### SUPPLIED MATERIAL ###

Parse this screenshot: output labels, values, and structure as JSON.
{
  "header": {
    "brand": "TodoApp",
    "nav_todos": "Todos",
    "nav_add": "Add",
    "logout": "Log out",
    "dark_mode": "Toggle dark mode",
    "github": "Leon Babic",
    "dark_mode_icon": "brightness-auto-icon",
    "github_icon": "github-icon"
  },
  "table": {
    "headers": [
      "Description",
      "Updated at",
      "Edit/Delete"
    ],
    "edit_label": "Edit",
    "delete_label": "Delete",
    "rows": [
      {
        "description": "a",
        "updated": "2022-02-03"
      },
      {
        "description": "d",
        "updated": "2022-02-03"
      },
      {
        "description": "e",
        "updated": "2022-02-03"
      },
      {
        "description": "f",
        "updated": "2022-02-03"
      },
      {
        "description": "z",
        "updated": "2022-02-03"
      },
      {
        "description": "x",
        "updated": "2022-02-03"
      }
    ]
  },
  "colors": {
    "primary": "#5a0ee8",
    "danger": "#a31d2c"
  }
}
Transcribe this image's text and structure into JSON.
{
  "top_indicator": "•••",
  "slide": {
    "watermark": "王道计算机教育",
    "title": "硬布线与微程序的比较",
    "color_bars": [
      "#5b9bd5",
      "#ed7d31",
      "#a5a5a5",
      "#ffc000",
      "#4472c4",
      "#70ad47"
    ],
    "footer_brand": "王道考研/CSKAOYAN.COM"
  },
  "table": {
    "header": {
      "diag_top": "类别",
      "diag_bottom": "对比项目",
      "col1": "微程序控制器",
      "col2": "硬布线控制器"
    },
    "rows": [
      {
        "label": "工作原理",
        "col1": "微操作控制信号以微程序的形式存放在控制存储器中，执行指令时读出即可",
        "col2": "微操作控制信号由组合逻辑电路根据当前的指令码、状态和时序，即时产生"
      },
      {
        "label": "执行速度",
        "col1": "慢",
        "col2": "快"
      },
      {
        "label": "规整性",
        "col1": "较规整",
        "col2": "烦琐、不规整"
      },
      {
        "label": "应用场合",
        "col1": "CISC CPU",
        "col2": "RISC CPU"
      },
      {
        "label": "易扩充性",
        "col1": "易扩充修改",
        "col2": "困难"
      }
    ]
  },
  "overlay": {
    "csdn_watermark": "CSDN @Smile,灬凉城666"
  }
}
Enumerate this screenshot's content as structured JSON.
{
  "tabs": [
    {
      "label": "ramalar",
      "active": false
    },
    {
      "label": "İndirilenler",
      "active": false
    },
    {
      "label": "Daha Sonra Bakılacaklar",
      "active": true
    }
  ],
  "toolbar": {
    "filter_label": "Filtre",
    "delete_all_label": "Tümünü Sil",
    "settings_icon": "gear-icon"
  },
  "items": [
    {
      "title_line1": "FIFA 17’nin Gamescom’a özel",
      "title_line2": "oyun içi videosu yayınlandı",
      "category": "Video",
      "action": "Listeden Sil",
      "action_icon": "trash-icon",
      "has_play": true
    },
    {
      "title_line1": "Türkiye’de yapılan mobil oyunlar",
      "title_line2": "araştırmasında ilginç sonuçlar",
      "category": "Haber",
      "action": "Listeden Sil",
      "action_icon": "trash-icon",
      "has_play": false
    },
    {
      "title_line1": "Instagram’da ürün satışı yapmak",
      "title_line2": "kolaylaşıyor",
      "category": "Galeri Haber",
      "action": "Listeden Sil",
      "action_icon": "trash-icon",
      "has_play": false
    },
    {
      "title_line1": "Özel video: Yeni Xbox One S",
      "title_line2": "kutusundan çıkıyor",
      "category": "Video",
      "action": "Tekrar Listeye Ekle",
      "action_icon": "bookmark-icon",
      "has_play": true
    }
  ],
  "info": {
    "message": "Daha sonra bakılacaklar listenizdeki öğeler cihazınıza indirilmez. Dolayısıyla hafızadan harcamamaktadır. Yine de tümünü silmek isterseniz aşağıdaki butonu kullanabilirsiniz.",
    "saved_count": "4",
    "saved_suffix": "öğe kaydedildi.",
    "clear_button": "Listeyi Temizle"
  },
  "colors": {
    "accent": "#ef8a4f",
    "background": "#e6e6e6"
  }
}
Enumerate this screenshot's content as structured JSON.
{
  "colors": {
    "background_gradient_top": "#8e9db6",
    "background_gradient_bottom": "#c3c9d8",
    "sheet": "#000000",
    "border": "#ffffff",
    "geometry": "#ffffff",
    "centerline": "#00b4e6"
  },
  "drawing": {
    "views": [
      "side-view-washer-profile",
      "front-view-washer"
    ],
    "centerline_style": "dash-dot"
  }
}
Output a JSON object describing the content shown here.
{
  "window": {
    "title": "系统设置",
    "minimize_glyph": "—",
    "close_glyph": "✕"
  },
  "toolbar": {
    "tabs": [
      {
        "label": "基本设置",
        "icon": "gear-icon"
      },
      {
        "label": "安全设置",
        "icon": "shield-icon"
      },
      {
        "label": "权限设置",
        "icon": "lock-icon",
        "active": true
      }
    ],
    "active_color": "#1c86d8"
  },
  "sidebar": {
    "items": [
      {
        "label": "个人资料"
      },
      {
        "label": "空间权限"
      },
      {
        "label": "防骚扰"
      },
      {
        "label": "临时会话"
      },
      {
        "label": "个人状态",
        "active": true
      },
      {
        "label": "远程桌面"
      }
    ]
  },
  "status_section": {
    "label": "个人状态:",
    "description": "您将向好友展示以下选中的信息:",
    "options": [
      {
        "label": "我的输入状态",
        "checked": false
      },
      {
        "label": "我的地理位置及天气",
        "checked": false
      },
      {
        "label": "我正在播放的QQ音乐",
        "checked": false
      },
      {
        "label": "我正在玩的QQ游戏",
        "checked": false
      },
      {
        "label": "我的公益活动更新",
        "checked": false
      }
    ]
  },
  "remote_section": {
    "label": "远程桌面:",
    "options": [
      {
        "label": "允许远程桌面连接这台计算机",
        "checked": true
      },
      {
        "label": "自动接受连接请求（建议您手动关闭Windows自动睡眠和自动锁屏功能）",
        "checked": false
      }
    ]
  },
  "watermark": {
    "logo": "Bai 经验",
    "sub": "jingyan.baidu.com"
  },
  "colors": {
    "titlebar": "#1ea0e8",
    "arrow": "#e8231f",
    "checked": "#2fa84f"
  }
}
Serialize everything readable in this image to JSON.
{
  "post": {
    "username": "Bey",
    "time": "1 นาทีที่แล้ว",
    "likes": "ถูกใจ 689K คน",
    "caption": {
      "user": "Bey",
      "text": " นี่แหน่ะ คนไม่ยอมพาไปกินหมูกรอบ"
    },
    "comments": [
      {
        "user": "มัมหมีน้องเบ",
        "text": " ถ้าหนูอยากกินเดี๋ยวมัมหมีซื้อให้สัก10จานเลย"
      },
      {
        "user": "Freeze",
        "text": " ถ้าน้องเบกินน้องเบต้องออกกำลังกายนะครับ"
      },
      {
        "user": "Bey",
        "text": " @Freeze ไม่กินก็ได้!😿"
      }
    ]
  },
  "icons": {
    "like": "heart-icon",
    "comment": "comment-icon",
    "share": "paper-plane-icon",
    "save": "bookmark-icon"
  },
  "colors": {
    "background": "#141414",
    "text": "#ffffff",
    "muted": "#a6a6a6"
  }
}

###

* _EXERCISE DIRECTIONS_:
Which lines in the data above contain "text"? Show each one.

* _WRITTEN ANSWER_:
Transcribe this image's text and structure into JSON.
      "text": " นี่แหน่ะ คนไม่ยอมพาไปกินหมูกรอบ"
        "text": " ถ้าหนูอยากกินเดี๋ยวมัมหมีซื้อให้สัก10จานเลย"
        "text": " ถ้าน้องเบกินน้องเบต้องออกกำลังกายนะครับ"
        "text": " @Freeze ไม่กินก็ได้!😿"
    "text": "#ffffff",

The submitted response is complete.